> [Task]:
Produce the tally of lines in the material below that hold "icon", without anything else.

#### Provided data

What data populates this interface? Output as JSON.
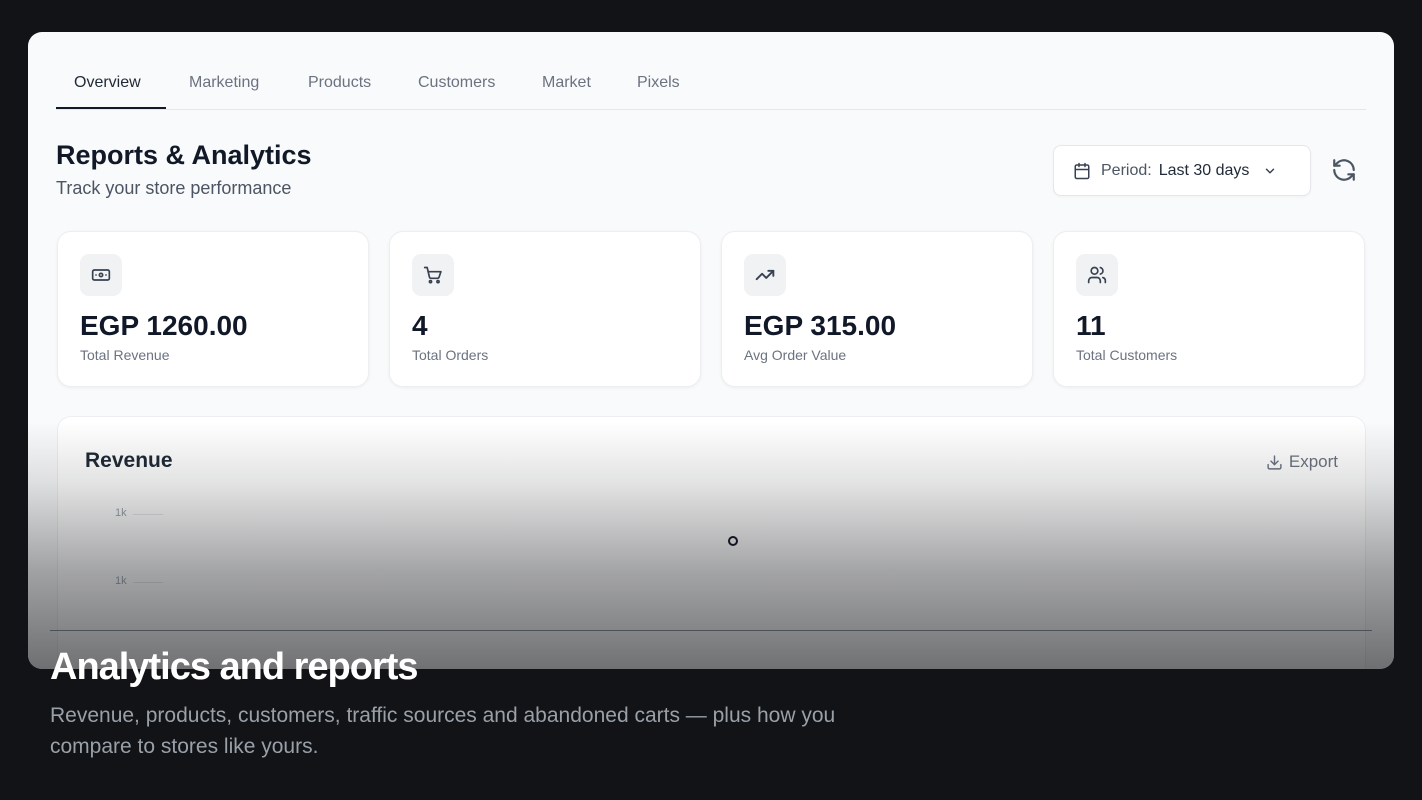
{
  "tabs": [
    {
      "label": "Overview",
      "active": true
    },
    {
      "label": "Marketing",
      "active": false
    },
    {
      "label": "Products",
      "active": false
    },
    {
      "label": "Customers",
      "active": false
    },
    {
      "label": "Market",
      "active": false
    },
    {
      "label": "Pixels",
      "active": false
    }
  ],
  "header": {
    "title": "Reports & Analytics",
    "subtitle": "Track your store performance"
  },
  "period": {
    "label": "Period:",
    "value": "Last 30 days",
    "icon": "calendar-icon"
  },
  "refresh_icon": "refresh-icon",
  "stats": [
    {
      "icon": "banknote-icon",
      "value": "EGP 1260.00",
      "label": "Total Revenue"
    },
    {
      "icon": "cart-icon",
      "value": "4",
      "label": "Total Orders"
    },
    {
      "icon": "trending-up-icon",
      "value": "EGP 315.00",
      "label": "Avg Order Value"
    },
    {
      "icon": "users-icon",
      "value": "11",
      "label": "Total Customers"
    }
  ],
  "revenue": {
    "title": "Revenue",
    "export_label": "Export",
    "y_ticks": [
      "1k",
      "1k"
    ]
  },
  "caption": {
    "title": "Analytics and reports",
    "description": "Revenue, products, customers, traffic sources and abandoned carts — plus how you compare to stores like yours."
  },
  "colors": {
    "background": "#111316",
    "card": "#f9fafb",
    "text_primary": "#111827",
    "text_muted": "#6b7280"
  }
}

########

> [Exercise answer]:
6